TASK PROMPT:
Your task is to copy every line of the entries that contains "text".
(Beginning of SUPPLIED MATERIAL)
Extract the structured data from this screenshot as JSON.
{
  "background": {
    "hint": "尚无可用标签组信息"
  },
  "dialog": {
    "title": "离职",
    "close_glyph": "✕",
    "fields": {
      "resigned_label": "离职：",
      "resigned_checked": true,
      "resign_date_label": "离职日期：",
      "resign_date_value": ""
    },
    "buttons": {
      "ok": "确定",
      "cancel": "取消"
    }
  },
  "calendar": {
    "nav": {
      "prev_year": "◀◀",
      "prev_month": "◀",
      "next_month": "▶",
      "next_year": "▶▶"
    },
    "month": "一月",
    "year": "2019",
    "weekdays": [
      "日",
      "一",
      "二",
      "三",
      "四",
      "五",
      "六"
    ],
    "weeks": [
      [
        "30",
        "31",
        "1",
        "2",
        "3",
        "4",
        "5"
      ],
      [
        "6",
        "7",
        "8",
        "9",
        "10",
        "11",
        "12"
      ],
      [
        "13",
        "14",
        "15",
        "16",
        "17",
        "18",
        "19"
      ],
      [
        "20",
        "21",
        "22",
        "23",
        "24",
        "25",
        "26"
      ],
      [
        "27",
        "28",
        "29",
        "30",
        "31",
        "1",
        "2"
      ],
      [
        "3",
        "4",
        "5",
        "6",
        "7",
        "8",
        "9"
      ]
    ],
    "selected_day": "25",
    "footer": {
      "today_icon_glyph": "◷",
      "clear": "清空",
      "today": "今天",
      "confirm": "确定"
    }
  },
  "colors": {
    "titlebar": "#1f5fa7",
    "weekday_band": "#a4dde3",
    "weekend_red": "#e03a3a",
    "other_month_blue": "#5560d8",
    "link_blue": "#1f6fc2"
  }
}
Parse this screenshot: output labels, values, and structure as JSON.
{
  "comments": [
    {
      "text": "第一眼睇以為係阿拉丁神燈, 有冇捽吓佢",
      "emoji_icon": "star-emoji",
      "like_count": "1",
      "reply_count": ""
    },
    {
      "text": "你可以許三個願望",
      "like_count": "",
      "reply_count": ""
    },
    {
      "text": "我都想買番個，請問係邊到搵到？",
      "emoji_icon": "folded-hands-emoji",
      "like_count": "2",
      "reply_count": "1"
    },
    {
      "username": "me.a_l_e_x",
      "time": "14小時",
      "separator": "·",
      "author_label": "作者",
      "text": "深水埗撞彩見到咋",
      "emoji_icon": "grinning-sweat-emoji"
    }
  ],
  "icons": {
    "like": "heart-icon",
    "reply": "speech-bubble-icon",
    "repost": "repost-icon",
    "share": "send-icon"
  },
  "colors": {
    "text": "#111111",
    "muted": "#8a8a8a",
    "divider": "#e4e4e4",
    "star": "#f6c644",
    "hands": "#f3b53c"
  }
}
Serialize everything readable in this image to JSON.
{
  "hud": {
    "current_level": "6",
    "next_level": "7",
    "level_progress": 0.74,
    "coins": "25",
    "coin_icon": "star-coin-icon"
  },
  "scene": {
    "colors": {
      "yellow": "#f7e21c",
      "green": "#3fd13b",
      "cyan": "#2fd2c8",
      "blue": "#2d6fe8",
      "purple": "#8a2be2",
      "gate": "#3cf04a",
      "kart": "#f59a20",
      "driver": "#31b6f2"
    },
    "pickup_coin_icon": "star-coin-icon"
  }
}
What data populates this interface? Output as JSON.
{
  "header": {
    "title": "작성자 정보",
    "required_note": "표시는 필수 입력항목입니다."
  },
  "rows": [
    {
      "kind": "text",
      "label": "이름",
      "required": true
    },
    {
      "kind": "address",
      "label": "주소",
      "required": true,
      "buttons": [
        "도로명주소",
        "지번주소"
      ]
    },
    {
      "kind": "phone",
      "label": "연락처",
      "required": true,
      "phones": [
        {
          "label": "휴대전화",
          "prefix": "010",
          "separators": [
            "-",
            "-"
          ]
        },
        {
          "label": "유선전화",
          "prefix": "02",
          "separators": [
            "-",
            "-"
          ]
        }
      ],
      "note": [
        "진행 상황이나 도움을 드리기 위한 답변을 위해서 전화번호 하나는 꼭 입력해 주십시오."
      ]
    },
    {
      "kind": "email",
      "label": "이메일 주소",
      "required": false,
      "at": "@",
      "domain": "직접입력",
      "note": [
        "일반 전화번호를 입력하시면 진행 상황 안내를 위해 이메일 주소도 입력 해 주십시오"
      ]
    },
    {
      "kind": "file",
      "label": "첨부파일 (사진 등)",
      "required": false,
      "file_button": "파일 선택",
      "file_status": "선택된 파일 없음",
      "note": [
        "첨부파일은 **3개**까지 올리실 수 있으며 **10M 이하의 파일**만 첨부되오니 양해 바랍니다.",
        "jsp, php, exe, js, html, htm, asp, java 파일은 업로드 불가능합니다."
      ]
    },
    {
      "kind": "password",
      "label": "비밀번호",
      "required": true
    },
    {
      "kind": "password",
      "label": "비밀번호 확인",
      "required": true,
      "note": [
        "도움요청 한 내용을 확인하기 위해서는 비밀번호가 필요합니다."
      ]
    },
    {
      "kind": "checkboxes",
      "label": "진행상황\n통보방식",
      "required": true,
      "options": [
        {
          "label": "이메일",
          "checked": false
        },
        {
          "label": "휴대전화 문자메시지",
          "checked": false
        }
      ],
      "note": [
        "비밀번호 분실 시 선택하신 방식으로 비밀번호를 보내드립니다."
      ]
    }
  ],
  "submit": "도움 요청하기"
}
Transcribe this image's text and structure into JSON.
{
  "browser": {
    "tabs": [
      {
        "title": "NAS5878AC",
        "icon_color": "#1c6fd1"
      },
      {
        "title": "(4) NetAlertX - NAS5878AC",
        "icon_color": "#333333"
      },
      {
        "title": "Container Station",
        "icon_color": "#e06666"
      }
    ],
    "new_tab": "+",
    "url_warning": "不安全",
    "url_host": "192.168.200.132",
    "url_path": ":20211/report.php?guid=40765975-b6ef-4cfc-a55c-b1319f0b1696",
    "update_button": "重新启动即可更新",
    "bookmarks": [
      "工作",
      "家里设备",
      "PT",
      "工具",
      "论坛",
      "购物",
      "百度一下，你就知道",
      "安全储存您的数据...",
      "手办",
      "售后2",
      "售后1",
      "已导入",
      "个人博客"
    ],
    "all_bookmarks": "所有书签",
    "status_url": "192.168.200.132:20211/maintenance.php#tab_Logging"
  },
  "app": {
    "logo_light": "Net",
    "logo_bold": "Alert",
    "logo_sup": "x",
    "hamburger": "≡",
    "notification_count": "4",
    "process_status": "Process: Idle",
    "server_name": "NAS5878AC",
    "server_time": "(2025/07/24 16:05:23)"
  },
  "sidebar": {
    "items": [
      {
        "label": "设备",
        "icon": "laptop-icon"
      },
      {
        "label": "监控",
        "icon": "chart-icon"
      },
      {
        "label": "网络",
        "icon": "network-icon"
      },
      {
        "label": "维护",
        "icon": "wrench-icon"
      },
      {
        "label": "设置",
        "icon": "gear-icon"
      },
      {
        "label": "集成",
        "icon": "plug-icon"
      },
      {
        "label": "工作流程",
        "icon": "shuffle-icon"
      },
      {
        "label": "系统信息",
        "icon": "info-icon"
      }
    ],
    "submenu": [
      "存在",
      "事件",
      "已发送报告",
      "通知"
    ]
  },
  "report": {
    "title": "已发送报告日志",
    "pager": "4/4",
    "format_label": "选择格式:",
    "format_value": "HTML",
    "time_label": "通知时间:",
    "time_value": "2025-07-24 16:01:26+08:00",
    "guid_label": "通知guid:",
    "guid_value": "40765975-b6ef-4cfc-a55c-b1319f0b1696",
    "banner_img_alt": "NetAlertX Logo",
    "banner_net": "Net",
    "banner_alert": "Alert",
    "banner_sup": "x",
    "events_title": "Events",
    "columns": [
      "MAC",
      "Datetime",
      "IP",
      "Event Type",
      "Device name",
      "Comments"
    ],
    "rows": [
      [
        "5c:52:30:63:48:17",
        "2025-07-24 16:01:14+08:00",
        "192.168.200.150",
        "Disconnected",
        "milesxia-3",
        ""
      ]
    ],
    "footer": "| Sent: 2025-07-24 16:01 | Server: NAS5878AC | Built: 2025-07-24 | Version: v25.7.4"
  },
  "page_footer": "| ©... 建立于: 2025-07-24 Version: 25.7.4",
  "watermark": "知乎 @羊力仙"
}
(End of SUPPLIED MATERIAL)
REPLY TO THE TASK:
      "text": "第一眼睇以為係阿拉丁神燈, 有冇捽吓佢",
      "text": "你可以許三個願望",
      "text": "我都想買番個，請問係邊到搵到？",
      "text": "深水埗撞彩見到咋",
    "text": "#111111",
      "kind": "text",
Transcribe this image's text and structure into JSON.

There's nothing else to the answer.